PUTTING CART BEFORE THE SPORT
Few anti-Establishment uprisings have achieved more dramatic results than the one staged by the leading owners and drivers of Indianapolis-style cars. Unhappy with high costs and low purses, Dan Gurney, A. J. Foyt, Roger Penske and other luminaries last fall formed an organization called CART (an acronym for Championship Auto Racing Teams) and began pressuring the ruling United States Auto Club for reforms. USAC resisted at first, but then capitulated, introducing engine rule changes to reduce costs, offering owners a larger say in policymaking and promising to push for bigger purses. CART's founders could have returned to the fold claiming victory.
Instead, they are now bidding for outright control of the sport. On March 11. CART will launch its own tentative schedule of six events with a 150-mile race in Phoenix. USAC will begin its eight-race series with a 200-miler at Ontario, Calif. on March 25. Everybody choose sides, please; this is civil war.
The schism strains racing's already thin resources. Both CART and USAC will have trouble filling fields in their respective events. Uncertain about where the drivers will be, TV networks have been cutting back coverage. The only national deal is NBC's commitment to telecast a number of CART races. Meanwhile, USAC is having trouble renewing its network radio tieup. Sponsors are restive, too.
CART claims to have many of the big-name drivers, but its hopes for a quick knockout of USAC were probably dashed when founding father Foyt recently redefected to USAC. "CART's original goals have changed," Foyt explained. "The USAC board agreed to work with us. I didn't think the deal with CART was to conquer the world."
One of the few racing figures who have managed to stay more or less above the fray is Joe Cloutier, president of the Indianapolis Motor Speedway.

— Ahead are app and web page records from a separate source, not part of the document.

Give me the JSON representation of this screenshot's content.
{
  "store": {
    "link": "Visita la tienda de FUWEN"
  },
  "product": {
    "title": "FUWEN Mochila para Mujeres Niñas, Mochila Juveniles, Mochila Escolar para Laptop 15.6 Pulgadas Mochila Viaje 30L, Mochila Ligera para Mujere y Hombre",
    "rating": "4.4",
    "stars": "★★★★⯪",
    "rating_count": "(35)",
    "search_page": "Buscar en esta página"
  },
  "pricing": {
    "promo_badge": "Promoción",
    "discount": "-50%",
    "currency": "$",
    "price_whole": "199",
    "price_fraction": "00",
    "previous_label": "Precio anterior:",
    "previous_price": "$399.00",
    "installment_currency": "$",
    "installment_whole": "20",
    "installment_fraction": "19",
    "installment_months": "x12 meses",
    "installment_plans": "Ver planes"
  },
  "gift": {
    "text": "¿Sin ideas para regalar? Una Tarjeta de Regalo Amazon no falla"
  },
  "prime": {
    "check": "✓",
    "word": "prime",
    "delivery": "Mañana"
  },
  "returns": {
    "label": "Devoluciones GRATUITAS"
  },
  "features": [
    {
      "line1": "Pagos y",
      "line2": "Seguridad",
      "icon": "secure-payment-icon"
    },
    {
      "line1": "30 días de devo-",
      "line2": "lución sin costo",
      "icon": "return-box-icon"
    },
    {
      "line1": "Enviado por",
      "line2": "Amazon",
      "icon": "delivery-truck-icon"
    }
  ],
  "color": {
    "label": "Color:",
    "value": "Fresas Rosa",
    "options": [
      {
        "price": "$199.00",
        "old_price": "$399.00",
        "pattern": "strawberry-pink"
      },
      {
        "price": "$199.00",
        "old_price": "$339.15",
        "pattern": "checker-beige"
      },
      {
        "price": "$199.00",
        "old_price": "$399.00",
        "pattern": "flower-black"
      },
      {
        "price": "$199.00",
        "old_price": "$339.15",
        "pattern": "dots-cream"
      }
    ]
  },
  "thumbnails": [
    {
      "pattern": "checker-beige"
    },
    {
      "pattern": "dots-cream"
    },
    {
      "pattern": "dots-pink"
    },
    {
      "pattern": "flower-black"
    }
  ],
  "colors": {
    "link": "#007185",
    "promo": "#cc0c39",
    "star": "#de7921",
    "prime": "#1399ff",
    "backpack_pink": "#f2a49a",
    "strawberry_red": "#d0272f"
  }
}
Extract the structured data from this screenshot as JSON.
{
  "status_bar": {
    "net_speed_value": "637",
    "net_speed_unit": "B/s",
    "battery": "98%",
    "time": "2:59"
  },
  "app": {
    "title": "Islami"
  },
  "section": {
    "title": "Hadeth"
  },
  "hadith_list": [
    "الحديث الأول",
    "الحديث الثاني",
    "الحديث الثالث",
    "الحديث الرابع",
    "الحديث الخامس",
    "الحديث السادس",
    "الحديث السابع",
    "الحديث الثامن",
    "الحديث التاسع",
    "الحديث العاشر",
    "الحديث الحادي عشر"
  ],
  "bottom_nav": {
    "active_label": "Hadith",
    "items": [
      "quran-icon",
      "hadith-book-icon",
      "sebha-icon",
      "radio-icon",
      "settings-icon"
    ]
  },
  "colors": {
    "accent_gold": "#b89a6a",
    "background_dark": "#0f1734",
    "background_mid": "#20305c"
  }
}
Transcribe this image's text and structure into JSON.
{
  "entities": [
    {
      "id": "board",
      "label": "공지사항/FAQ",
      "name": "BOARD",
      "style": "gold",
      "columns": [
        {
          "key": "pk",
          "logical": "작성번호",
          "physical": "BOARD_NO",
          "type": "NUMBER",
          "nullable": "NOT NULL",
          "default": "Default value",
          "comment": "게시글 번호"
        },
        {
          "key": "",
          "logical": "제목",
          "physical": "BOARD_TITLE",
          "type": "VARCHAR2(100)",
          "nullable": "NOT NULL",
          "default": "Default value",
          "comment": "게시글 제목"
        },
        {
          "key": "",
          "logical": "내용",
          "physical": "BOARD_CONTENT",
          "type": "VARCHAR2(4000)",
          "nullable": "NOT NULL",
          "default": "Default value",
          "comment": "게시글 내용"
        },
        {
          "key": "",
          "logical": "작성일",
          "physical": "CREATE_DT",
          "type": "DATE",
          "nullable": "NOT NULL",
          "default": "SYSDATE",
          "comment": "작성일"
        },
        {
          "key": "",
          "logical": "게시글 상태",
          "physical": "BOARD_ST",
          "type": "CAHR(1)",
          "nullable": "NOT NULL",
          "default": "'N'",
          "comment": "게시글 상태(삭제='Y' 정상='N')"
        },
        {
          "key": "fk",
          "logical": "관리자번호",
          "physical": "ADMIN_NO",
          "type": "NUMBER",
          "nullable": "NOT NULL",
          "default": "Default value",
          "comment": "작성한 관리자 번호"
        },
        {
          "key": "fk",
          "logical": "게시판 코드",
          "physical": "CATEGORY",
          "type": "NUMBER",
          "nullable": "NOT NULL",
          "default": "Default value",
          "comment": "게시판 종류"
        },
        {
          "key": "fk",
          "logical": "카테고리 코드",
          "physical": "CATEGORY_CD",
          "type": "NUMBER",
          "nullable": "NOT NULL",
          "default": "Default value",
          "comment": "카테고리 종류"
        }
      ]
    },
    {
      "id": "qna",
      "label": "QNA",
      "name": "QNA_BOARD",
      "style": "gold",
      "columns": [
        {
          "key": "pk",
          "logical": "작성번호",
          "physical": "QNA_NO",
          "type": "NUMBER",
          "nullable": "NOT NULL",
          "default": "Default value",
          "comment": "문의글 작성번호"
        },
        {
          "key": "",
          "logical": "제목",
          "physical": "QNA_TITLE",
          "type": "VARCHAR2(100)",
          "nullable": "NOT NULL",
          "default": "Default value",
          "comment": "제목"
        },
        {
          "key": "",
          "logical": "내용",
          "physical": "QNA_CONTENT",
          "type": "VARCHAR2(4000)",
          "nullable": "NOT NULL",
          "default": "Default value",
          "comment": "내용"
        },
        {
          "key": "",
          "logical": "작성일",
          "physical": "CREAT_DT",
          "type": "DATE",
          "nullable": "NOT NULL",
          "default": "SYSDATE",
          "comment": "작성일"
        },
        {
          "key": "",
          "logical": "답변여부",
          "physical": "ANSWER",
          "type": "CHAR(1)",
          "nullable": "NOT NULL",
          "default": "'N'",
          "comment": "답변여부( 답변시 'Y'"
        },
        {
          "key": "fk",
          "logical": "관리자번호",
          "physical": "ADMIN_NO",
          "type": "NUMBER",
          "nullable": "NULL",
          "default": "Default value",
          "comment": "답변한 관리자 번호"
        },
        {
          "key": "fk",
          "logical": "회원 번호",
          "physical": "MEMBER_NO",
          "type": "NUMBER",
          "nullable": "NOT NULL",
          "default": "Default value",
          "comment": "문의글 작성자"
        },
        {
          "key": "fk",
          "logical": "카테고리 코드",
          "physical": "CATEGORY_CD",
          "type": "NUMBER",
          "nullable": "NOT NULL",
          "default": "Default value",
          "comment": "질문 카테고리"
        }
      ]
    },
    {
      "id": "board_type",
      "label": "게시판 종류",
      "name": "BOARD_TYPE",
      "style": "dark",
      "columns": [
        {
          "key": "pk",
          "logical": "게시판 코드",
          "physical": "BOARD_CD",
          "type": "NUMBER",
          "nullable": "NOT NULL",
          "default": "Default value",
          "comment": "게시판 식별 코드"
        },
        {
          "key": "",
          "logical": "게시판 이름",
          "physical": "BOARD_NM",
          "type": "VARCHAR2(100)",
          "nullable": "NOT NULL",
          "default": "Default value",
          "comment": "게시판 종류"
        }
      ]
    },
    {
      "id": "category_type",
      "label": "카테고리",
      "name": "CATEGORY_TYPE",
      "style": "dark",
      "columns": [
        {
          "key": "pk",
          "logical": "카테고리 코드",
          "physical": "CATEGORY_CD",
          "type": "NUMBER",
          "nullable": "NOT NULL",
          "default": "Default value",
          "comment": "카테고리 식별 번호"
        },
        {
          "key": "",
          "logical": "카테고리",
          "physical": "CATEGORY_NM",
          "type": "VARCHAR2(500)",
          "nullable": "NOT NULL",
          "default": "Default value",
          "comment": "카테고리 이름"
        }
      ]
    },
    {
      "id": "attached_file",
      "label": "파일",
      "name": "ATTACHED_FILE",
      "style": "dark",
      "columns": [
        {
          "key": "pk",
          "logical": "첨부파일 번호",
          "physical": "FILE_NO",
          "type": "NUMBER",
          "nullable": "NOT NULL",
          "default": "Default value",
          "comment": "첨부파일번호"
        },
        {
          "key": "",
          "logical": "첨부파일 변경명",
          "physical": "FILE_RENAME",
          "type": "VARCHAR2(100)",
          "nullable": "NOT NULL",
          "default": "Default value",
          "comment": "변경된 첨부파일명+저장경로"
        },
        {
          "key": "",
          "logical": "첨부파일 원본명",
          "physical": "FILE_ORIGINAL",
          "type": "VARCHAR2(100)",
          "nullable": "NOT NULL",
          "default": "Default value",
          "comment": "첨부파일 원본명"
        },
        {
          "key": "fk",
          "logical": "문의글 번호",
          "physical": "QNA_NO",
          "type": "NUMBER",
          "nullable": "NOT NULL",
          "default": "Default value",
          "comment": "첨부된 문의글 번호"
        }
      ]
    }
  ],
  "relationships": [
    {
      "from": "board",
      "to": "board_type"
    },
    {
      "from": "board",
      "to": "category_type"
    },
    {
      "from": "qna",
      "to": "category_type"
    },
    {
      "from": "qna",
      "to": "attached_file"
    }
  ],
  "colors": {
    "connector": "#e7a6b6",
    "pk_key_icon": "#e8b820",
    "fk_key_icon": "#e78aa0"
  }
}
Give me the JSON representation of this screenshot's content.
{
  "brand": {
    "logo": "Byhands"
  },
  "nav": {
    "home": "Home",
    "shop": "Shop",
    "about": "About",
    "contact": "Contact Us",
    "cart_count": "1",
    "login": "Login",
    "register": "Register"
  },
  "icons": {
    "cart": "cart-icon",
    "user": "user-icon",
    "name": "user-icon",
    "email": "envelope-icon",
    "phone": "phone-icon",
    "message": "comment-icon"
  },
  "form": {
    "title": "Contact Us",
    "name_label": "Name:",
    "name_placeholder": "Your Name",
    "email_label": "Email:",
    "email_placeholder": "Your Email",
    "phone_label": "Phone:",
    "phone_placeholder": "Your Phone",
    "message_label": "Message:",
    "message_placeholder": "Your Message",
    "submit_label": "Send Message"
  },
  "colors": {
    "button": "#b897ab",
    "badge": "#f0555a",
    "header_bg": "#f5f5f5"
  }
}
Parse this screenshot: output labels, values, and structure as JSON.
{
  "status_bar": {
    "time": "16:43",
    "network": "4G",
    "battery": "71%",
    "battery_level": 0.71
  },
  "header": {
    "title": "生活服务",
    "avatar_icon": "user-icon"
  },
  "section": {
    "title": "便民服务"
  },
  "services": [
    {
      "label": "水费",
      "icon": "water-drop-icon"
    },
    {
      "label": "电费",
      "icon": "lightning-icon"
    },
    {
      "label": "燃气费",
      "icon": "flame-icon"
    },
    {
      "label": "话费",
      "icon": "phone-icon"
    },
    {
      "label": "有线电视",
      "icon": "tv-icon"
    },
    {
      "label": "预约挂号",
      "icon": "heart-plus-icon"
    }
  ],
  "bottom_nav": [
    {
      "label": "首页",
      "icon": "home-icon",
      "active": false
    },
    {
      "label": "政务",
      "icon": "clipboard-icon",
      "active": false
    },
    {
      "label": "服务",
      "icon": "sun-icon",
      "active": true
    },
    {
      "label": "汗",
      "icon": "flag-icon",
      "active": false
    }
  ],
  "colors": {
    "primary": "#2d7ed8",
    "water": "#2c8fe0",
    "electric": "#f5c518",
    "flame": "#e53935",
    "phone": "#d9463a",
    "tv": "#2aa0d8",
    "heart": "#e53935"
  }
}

The Indy 500 remains a USAC event, but such is its prestige that the CART secessionists wouldn't dream of skipping it. Sounding a diplomatic note, Cloutier says of the CART-USAC split, "It's a thoroughly unfortunate circumstance. I'm not saying who is right and who is wrong. But it's too bad for racing."
WOODY GOES HOLLYWOOD
The night before Woody Hayes turned 66 on Valentine's Day, there was a party in his honor at Chasen's, a Hollywood restaurant popular with film folk. The bash was thrown by Koch-Kirkwood Productions, which wheeled out a huge birthday cake bedecked with fresh roses and announced to assembled reporters that it had acquired the movie and hardcover book rights to Woody's life story.
The men behind the deal, Howard Koch Jr. and Gene Kirkwood, are figures to be reckoned with in filmdom: Koch was an executive producer of Heaven Can Wait and Kirkwood held the same position on Rocky. They wouldn't disclose terms but said that the as-yet-untitled movie about Hayes would probably be released in 1981. "There is a lot more to this man than the small incidents that have been printed," Koch said. "We want to tell the whole story."
Hayes won't appear in the movie. "I'll work on the story and be a technical advisor on the football aspects," he said. "I'm no actor." Those mentioned as candidates to play Ohio State's defrocked coach include George C. Scott, Carroll O'Connor, Ernest Borgnine and Gene Hackman.